Betsy followed her doctor’s advice and reluctantly terminated her pregnancy. (Remember, there was no Internet and not much history of BC at young ages or during pregnancy back then. Without question, doctor knew best.) I almost followed that advice but, I was fortunate that a family friend, a doctor himself, (an angel I call him), intervened and saved my baby’s life. Betsy and I wept and hugged as we shared our stories. I felt a bit guilty and humbled, that I was touched by an angel and that Bryan was saved. More importantly though, I felt a kindred spirit with Betsy, not only due to our similar past, but also because of our futures and our philosophies of “living beyond breast cancer.”

Betsy bravely moved on with an enthusiastic and positive spin on life. She adopted 3 wonderful children from Korea who are now 21, 29, and 31. She is a long time professional working at Drexel University’s development office. We both echoed the same sentiments about our lives – that the BC experience was a life lesson. It taught us both some sage advice. That we need to be self-advocates and to educate ourselves when we are faced with serious obstacles in our lives. It’s the 3 R’s that I talk about in my book – Recognize, Research, and then React. Live and learn.

Another day, another journey… Namaste~

Liz Barker Author Living Beyond Breast Cancer

Liz Barker is a longtime LBBC volunteer. Learn more about Liz and her personal experience with breast cancer on her blog, ChangedbyChance.com.

Embracing Community and Participating in Yoga on the Steps

FullSizeRenderMarisa Gefen, MD is a 35-year-old physician and mother who has now added “patient” to her resume. She was diagnosed last April with ER/PR-positive breast cancer. Marisa reflects on how this journey led her to Living Beyond Breast Cancer and Yoga on the Steps.

After my shocking diagnosis in April 2014, I immediately went into survival mode. I hyper-fixated on getting through the current phase of treatment and onto the next phase. It was a whirlwind of getting a port, quickly followed by starting chemo, managing chemo side effects, finishing chemo, then on to a 9-hour surgery comprised of a double mastectomy, sentinel node biopsy, and free flap breast reconstruction. Soon, I was home recovering from this massive surgery and then stumbling into radiation daily for 5 weeks.

Then, I woke up one morning in January and suddenly realized that active treatment was all over. Now what? In this frightening journey, I was missing a sense of community of others with similar experiences, both past and present. The endless support from my husband, family, and friends, did not fill the entire void.
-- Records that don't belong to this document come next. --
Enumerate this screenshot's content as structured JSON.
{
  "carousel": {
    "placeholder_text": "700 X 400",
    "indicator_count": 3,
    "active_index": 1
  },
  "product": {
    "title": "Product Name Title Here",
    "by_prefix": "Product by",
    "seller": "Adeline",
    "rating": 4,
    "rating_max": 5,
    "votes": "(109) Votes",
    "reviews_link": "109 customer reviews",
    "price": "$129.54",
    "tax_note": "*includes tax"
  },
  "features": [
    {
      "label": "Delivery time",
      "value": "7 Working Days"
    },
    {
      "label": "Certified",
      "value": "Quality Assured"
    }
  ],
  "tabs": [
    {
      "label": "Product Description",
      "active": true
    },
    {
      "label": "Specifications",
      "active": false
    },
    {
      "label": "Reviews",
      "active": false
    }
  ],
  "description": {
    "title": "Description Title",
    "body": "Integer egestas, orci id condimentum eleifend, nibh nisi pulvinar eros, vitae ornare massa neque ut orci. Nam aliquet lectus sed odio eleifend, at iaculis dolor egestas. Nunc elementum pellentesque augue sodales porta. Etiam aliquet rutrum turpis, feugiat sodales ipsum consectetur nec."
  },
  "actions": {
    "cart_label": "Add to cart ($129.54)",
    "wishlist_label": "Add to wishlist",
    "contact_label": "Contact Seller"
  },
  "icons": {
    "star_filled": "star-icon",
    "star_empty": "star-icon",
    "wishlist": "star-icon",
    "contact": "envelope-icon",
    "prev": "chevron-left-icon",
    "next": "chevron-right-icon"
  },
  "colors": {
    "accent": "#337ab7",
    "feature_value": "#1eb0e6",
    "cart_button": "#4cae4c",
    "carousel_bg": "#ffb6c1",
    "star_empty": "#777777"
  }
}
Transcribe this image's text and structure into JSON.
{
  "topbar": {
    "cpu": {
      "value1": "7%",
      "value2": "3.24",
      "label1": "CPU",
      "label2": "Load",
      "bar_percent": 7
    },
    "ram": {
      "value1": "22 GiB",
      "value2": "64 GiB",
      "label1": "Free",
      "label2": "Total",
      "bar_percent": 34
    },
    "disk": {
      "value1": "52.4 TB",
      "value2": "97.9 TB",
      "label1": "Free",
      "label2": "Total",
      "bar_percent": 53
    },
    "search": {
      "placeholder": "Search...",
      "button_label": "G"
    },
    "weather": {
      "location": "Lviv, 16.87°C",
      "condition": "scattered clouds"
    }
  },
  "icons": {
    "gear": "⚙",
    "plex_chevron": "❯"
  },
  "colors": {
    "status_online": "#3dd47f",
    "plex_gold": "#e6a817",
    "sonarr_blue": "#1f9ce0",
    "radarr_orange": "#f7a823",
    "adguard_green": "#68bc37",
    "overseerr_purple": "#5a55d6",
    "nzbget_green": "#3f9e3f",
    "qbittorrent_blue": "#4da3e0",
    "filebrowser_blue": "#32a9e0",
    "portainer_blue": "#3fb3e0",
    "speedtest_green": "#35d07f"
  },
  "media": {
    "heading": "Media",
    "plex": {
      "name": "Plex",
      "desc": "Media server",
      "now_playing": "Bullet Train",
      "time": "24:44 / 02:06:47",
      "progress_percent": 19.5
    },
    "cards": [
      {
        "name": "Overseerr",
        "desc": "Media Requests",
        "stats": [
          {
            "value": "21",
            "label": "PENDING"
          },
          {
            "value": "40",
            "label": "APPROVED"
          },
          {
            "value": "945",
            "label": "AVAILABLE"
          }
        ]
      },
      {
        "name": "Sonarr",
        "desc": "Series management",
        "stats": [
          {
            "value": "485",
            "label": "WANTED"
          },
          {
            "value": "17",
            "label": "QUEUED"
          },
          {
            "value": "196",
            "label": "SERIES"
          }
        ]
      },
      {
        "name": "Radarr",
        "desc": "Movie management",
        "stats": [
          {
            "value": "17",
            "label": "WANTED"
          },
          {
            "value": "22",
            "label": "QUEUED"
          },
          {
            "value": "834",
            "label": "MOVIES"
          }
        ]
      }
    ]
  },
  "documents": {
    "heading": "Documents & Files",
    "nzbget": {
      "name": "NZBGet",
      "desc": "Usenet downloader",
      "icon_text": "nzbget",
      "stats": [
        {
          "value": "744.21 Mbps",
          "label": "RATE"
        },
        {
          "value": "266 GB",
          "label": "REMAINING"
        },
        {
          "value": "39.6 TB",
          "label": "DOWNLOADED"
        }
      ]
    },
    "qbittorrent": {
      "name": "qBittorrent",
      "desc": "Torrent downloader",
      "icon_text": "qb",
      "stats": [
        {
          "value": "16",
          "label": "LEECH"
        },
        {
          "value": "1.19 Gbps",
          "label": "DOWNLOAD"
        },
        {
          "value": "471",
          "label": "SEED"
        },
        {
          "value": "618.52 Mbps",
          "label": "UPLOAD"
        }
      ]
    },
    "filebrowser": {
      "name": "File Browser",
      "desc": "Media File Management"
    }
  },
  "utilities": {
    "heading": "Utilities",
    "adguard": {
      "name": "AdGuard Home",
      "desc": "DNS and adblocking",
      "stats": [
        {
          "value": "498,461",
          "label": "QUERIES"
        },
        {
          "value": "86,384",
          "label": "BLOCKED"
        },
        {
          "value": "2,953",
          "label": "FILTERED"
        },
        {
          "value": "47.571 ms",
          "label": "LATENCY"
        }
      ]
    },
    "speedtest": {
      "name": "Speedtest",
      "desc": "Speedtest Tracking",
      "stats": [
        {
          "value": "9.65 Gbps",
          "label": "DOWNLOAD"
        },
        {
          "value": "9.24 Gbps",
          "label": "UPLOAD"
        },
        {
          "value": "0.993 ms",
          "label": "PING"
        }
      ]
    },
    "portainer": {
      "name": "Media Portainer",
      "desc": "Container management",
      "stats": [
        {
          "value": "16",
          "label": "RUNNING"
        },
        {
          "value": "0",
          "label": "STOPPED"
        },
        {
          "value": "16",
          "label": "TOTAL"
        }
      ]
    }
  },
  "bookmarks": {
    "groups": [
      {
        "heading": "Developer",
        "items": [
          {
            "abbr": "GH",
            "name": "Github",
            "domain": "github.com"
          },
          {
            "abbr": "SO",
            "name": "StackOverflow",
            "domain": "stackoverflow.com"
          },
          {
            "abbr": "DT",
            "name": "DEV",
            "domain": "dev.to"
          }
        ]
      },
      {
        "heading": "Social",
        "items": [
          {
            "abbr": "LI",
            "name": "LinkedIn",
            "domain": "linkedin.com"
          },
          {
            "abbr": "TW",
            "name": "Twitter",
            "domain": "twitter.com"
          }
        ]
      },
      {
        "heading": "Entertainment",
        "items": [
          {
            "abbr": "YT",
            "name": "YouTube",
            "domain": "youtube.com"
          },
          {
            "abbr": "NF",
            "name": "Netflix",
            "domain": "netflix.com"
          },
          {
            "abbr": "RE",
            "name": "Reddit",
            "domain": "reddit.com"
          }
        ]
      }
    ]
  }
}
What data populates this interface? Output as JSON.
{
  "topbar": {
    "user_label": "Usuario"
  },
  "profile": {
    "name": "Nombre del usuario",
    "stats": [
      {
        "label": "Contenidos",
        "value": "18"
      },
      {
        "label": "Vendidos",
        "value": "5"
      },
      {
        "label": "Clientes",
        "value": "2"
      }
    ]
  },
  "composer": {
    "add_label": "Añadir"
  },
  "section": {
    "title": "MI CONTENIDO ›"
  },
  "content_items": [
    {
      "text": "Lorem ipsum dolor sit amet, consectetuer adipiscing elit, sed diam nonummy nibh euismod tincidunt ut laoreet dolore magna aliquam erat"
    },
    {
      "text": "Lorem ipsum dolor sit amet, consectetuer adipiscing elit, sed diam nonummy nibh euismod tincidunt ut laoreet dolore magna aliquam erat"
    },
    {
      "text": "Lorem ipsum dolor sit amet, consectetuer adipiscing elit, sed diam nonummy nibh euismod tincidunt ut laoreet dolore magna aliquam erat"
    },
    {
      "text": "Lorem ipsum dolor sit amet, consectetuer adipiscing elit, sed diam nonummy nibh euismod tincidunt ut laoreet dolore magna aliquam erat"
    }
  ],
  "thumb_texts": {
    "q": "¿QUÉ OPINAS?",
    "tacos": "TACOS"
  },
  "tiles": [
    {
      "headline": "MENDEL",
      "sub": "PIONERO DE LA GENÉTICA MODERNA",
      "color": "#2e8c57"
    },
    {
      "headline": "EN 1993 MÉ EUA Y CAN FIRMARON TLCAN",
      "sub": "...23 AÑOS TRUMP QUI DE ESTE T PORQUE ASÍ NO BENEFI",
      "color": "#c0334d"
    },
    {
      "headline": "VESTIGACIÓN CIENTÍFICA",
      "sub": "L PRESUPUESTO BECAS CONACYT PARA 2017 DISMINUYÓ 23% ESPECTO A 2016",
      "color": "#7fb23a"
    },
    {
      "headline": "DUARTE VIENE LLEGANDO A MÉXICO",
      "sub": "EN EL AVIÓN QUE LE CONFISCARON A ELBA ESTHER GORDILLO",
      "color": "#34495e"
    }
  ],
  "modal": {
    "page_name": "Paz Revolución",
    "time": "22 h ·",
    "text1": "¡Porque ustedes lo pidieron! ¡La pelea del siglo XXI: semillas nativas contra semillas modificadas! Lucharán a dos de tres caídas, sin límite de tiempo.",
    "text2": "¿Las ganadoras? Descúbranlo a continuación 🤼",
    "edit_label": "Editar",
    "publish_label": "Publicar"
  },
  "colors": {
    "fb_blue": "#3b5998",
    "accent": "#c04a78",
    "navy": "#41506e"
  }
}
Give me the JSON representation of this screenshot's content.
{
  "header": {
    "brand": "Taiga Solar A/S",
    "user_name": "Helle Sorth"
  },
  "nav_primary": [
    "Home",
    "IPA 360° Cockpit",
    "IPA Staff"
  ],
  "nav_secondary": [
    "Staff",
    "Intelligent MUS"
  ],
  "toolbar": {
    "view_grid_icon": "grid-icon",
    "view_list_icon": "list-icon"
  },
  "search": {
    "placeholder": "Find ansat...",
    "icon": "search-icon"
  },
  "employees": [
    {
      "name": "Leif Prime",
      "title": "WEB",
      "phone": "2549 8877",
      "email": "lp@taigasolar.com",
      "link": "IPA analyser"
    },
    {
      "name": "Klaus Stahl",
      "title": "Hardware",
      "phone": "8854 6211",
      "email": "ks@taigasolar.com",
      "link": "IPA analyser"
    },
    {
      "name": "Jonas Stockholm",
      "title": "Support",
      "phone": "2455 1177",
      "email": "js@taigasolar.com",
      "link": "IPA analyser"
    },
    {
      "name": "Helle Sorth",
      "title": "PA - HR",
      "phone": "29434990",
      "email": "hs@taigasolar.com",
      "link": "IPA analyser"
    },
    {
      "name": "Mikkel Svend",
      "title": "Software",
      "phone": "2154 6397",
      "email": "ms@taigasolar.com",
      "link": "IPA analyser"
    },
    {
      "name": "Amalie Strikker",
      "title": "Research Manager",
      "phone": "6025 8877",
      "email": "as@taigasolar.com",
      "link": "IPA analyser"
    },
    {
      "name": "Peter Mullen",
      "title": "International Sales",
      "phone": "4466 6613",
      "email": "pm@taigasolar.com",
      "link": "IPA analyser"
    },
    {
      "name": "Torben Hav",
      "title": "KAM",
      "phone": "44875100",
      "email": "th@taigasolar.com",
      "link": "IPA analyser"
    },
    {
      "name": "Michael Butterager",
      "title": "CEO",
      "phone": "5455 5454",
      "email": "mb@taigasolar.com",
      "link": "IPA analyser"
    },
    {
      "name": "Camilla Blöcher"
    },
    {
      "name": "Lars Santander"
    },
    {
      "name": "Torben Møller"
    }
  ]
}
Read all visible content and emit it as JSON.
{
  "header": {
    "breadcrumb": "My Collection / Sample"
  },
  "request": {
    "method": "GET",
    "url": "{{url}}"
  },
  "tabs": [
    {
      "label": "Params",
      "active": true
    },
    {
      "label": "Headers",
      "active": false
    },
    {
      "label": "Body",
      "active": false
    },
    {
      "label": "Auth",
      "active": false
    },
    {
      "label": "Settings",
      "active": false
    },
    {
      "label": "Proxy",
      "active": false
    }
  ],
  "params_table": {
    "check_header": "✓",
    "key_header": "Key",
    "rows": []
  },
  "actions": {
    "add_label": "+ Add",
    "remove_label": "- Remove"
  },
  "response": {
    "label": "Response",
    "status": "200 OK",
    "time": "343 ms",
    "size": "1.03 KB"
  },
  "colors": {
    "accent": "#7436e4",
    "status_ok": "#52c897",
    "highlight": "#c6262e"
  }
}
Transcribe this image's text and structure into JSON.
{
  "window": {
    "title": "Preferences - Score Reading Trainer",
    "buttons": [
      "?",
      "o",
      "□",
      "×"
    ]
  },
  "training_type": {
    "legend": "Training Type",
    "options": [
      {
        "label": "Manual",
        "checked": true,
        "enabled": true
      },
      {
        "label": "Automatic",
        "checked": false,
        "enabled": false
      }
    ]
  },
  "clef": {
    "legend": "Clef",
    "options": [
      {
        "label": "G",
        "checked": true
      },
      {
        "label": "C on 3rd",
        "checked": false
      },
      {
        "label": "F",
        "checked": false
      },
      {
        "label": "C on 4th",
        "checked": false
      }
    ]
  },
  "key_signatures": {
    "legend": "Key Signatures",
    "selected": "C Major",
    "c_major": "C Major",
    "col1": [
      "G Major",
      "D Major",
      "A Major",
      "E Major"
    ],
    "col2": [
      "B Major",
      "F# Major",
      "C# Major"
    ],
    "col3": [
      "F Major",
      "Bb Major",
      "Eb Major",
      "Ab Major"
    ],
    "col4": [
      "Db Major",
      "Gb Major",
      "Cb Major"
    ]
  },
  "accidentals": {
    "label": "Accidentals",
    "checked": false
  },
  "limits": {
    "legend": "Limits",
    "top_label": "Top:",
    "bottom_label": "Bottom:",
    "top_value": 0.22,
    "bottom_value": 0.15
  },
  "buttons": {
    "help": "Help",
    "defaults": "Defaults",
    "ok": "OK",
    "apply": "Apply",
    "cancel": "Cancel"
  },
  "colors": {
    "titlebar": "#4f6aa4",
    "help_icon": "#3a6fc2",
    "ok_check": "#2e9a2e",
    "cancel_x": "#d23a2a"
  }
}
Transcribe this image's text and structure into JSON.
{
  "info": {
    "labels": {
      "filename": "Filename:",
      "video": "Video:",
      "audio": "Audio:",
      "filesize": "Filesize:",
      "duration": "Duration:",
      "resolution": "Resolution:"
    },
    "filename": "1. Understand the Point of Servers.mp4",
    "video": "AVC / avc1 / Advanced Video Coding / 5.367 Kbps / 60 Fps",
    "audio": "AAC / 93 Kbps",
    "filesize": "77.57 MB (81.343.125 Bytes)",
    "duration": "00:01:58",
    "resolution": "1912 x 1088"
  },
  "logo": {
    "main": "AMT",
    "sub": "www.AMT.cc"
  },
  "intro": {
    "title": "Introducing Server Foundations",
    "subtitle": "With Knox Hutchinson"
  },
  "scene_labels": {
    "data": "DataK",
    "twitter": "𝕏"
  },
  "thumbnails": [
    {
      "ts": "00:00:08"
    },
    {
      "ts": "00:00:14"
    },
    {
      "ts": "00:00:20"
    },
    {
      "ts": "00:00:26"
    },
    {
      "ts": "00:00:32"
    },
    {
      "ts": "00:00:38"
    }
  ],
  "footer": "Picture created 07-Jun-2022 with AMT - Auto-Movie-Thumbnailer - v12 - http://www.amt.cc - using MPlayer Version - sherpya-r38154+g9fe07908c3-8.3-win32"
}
I heard about Living Beyond Breast Cancer right after my diagnosis. When I happened to be looking for local office space, my tour of commercial real estate ironically took me right through LBBC headquarters, which I toured. The office was warm and full of young, vibrant people. I wasn’t ready at that moment to reach out.

I was reintroduced to LBBC in December, when I tried frantically to interpret the results of the Suppression of Ovarian Function Trial (SOFT). This major trial will likely change the standard of care for me and other women under age 35 with ER-positive breast cancer, by recommending induction of early menopause (as if we haven’t been through enough) and possibly switching from tamoxifen to an aromatase inhibitor. Continue reading